Customer ReviewsMost Helpful
By paintgal on 03-25-16
Could've been an entertaining few hours...
Any additional comments?
I didn't purchase this book thinking it was fine literature. I bought this book for the same reason I sometimes hangout in drugstores and buy cheap makeup...its a mindless way to spend time and enjoy myself. I would say 'mission accomplished' except that I had to force myself to finish this, while trying not to gag over the performance!

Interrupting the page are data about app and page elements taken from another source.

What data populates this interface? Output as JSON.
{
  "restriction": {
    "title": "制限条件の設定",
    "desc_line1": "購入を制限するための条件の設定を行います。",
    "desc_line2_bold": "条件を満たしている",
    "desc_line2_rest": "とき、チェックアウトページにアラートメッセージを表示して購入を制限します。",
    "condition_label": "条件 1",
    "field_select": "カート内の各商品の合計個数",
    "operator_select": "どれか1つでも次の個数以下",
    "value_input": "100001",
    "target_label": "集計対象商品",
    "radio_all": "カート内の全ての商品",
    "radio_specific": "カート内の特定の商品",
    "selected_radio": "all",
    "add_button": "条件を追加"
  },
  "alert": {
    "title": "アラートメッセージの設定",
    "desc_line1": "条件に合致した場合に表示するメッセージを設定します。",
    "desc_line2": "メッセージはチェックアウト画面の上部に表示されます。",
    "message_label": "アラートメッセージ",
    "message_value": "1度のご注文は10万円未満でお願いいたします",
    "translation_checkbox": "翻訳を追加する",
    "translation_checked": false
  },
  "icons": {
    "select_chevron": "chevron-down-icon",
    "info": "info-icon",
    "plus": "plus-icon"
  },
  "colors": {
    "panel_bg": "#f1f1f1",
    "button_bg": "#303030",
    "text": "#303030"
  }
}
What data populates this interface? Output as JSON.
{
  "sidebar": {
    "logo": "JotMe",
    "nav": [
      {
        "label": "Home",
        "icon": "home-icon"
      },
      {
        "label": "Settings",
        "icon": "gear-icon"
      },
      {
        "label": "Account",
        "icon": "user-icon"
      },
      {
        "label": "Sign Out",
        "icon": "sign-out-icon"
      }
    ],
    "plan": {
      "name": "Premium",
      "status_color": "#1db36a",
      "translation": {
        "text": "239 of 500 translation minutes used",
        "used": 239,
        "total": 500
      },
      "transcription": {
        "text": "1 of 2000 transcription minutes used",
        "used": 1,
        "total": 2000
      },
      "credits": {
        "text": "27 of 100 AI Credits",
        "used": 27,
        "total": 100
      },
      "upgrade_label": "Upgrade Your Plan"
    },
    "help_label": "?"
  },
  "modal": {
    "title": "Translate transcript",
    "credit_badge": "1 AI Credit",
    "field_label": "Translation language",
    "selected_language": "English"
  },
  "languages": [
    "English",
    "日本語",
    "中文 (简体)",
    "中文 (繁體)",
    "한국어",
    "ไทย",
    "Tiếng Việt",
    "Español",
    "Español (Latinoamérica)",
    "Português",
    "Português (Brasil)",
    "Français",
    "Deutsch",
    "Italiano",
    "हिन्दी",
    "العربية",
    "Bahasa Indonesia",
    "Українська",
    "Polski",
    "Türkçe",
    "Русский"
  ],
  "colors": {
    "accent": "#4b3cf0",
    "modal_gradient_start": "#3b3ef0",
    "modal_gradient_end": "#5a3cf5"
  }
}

Unlike other reviewers, I actually loved Mark Sullivan's French accents! And not a little because when he spoke in female voices, or foreign voices he spoke like a normal human being. When the performance called for an english speaking male or ESPECIALLY when it turned to describing the thoughts of Major Sauvage...Mr. Sullivan turned on this nauseating, cheesy 'movie trailer' voice! You know the one...breathy, raspy growl stretched out at the end of every sentence. At first I thought, "They're kidding, right? Maybe this is going to turn out to be a soap opera on the television?" No, not kidding.
And there were moments where some added, cheesy background music just made it SO difficult to enjoy.
I almost returned it several times.
7 of 7 people found this review helpful
By Amazon Customer on 03-31-16
Loved all OTHER Private novels
Characters were undeveloped, didn't really care what happened to them--descriptors didn't tie me in or allow me to "see" actually sending it back, which I never do!
4 of 4 people found this review helpful